_Records from a data collection_.
◇ ◇ ◇ ◇ ◇

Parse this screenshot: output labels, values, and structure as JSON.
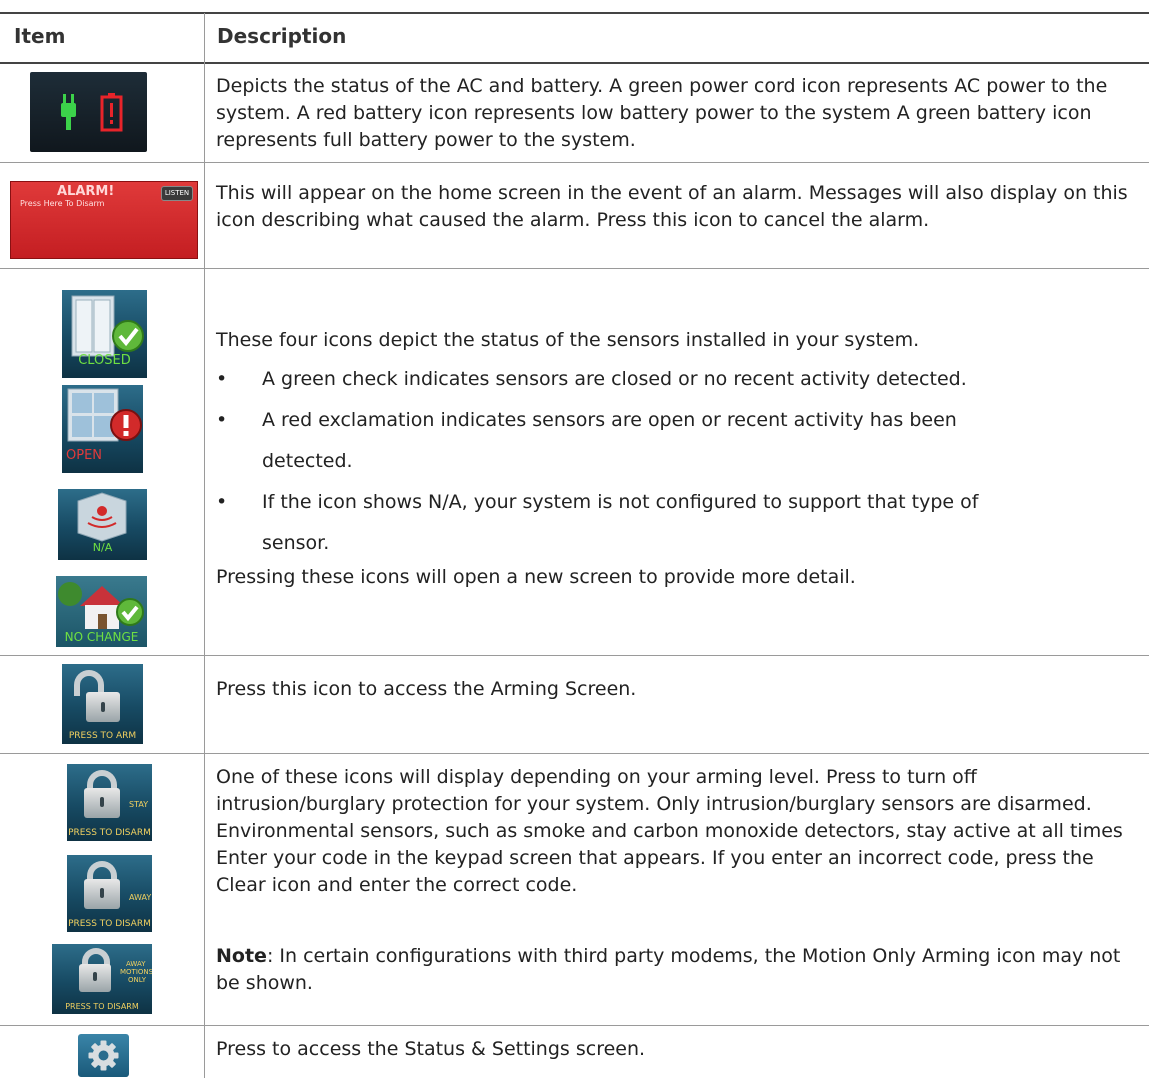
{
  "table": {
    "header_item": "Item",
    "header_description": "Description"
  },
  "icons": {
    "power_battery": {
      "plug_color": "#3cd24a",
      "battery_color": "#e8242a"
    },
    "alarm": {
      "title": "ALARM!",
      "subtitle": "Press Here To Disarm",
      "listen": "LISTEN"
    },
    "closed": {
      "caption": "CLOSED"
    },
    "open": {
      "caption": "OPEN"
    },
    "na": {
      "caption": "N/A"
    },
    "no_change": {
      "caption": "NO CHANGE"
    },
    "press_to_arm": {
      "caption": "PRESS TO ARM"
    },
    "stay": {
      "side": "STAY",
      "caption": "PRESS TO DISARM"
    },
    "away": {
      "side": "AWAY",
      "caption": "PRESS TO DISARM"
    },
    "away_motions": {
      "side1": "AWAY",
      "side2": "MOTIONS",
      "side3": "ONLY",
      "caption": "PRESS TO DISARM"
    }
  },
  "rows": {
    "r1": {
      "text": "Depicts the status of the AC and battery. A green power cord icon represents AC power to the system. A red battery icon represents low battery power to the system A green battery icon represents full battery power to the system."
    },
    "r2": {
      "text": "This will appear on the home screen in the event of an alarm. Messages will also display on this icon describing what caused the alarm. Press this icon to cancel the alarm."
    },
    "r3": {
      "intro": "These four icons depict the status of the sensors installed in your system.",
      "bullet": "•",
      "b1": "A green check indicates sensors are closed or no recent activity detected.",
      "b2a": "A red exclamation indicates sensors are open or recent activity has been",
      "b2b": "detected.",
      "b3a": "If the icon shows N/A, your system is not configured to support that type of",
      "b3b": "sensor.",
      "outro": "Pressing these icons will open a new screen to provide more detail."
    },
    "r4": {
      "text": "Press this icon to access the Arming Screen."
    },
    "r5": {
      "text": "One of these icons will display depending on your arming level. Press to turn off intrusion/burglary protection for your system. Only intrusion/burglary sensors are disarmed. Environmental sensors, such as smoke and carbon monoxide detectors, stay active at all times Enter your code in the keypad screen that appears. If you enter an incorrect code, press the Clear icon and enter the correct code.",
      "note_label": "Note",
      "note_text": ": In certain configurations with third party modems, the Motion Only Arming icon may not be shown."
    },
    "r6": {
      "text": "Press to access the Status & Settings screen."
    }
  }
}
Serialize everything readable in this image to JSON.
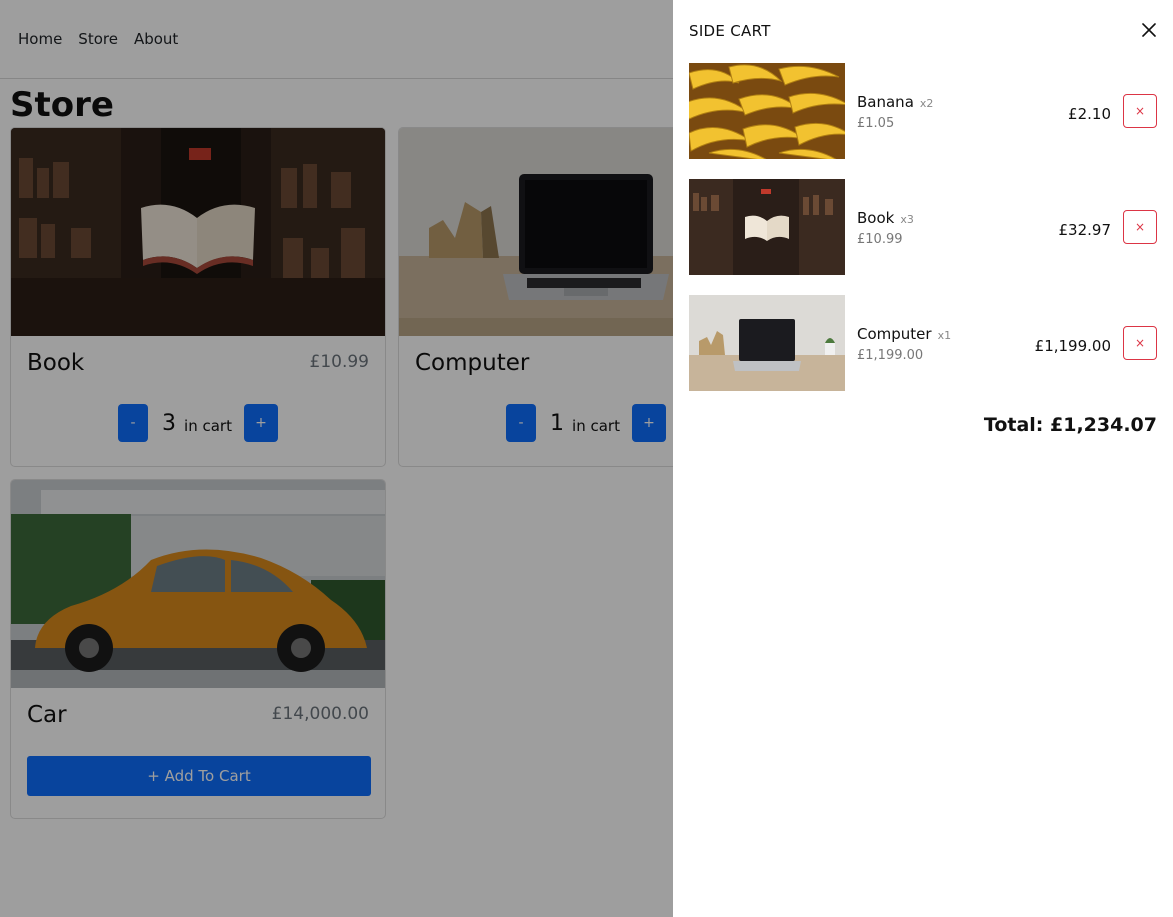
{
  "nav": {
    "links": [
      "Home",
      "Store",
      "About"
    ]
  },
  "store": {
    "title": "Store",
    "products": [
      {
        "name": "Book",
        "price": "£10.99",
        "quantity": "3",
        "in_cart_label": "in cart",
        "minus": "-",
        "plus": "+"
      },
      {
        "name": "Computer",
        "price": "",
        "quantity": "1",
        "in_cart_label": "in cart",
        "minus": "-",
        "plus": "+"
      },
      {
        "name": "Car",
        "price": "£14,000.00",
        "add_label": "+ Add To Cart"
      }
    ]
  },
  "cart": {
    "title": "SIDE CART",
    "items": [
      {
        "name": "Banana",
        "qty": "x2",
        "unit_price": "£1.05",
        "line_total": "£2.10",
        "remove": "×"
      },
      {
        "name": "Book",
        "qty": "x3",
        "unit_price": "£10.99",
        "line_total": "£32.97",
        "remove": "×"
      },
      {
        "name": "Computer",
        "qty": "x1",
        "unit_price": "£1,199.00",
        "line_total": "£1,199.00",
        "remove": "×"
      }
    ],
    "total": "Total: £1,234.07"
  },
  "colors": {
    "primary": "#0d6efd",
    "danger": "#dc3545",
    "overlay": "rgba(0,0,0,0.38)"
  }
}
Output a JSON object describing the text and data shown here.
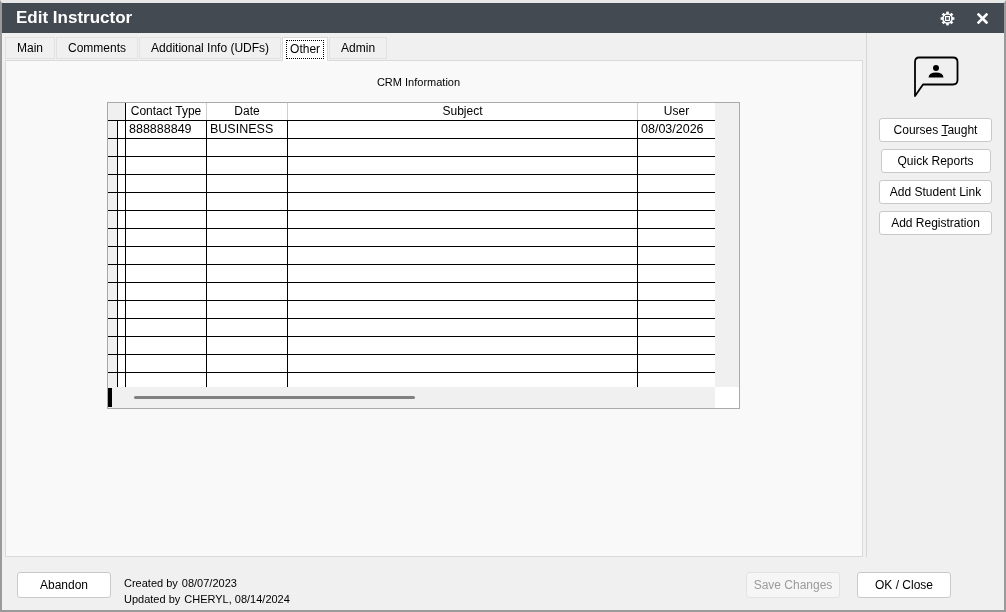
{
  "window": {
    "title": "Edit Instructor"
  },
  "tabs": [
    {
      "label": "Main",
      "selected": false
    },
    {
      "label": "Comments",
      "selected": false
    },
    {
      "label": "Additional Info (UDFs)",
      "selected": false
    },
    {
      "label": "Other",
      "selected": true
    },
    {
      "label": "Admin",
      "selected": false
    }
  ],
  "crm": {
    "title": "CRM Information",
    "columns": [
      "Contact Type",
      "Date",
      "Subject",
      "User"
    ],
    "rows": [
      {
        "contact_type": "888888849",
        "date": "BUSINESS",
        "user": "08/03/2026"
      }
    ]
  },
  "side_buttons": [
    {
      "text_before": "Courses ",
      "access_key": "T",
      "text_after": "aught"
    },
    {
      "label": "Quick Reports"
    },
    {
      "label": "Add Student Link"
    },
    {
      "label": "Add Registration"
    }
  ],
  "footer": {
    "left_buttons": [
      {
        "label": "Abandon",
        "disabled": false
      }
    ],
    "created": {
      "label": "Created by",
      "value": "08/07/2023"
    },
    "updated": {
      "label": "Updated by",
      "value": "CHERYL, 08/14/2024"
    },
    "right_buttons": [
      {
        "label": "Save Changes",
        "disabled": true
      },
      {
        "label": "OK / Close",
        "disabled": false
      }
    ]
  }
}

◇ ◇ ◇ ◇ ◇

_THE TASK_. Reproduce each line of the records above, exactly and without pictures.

_THE COMPLETED TASK_.
Parse this screenshot: output labels, values, and structure as JSON.
{
  "table": {
    "header_item": "Item",
    "header_description": "Description"
  },
  "icons": {
    "power_battery": {
      "plug_color": "#3cd24a",
      "battery_color": "#e8242a"
    },
    "alarm": {
      "title": "ALARM!",
      "subtitle": "Press Here To Disarm",
      "listen": "LISTEN"
    },
    "closed": {
      "caption": "CLOSED"
    },
    "open": {
      "caption": "OPEN"
    },
    "na": {
      "caption": "N/A"
    },
    "no_change": {
      "caption": "NO CHANGE"
    },
    "press_to_arm": {
      "caption": "PRESS TO ARM"
    },
    "stay": {
      "side": "STAY",
      "caption": "PRESS TO DISARM"
    },
    "away": {
      "side": "AWAY",
      "caption": "PRESS TO DISARM"
    },
    "away_motions": {
      "side1": "AWAY",
      "side2": "MOTIONS",
      "side3": "ONLY",
      "caption": "PRESS TO DISARM"
    }
  },
  "rows": {
    "r1": {
      "text": "Depicts the status of the AC and battery. A green power cord icon represents AC power to the system. A red battery icon represents low battery power to the system A green battery icon represents full battery power to the system."
    },
    "r2": {
      "text": "This will appear on the home screen in the event of an alarm. Messages will also display on this icon describing what caused the alarm. Press this icon to cancel the alarm."
    },
    "r3": {
      "intro": "These four icons depict the status of the sensors installed in your system.",
      "bullet": "•",
      "b1": "A green check indicates sensors are closed or no recent activity detected.",
      "b2a": "A red exclamation indicates sensors are open or recent activity has been",
      "b2b": "detected.",
      "b3a": "If the icon shows N/A, your system is not configured to support that type of",
      "b3b": "sensor.",
      "outro": "Pressing these icons will open a new screen to provide more detail."
    },
    "r4": {
      "text": "Press this icon to access the Arming Screen."
    },
    "r5": {
      "text": "One of these icons will display depending on your arming level. Press to turn off intrusion/burglary protection for your system. Only intrusion/burglary sensors are disarmed. Environmental sensors, such as smoke and carbon monoxide detectors, stay active at all times Enter your code in the keypad screen that appears. If you enter an incorrect code, press the Clear icon and enter the correct code.",
      "note_label": "Note",
      "note_text": ": In certain configurations with third party modems, the Motion Only Arming icon may not be shown."
    },
    "r6": {
      "text": "Press to access the Status & Settings screen."
    }
  }
}
Serialize everything readable in this image to JSON.
{
  "nav": {
    "links": [
      "Home",
      "Store",
      "About"
    ]
  },
  "store": {
    "title": "Store",
    "products": [
      {
        "name": "Book",
        "price": "£10.99",
        "quantity": "3",
        "in_cart_label": "in cart",
        "minus": "-",
        "plus": "+"
      },
      {
        "name": "Computer",
        "price": "",
        "quantity": "1",
        "in_cart_label": "in cart",
        "minus": "-",
        "plus": "+"
      },
      {
        "name": "Car",
        "price": "£14,000.00",
        "add_label": "+ Add To Cart"
      }
    ]
  },
  "cart": {
    "title": "SIDE CART",
    "items": [
      {
        "name": "Banana",
        "qty": "x2",
        "unit_price": "£1.05",
        "line_total": "£2.10",
        "remove": "×"
      },
      {
        "name": "Book",
        "qty": "x3",
        "unit_price": "£10.99",
        "line_total": "£32.97",
        "remove": "×"
      },
      {
        "name": "Computer",
        "qty": "x1",
        "unit_price": "£1,199.00",
        "line_total": "£1,199.00",
        "remove": "×"
      }
    ],
    "total": "Total: £1,234.07"
  },
  "colors": {
    "primary": "#0d6efd",
    "danger": "#dc3545",
    "overlay": "rgba(0,0,0,0.38)"
  }
}
Output a JSON object describing the text and data shown here.
{
  "window": {
    "title": "Edit Instructor"
  },
  "tabs": [
    {
      "label": "Main",
      "selected": false
    },
    {
      "label": "Comments",
      "selected": false
    },
    {
      "label": "Additional Info (UDFs)",
      "selected": false
    },
    {
      "label": "Other",
      "selected": true
    },
    {
      "label": "Admin",
      "selected": false
    }
  ],
  "crm": {
    "title": "CRM Information",
    "columns": [
      "Contact Type",
      "Date",
      "Subject",
      "User"
    ],
    "rows": [
      {
        "contact_type": "888888849",
        "date": "BUSINESS",
        "user": "08/03/2026"
      }
    ]
  },
  "side_buttons": [
    {
      "text_before": "Courses ",
      "access_key": "T",
      "text_after": "aught"
    },
    {
      "label": "Quick Reports"
    },
    {
      "label": "Add Student Link"
    },
    {
      "label": "Add Registration"
    }
  ],
  "footer": {
    "left_buttons": [
      {
        "label": "Abandon",
        "disabled": false
      }
    ],
    "created": {
      "label": "Created by",
      "value": "08/07/2023"
    },
    "updated": {
      "label": "Updated by",
      "value": "CHERYL, 08/14/2024"
    },
    "right_buttons": [
      {
        "label": "Save Changes",
        "disabled": true
      },
      {
        "label": "OK / Close",
        "disabled": false
      }
    ]
  }
}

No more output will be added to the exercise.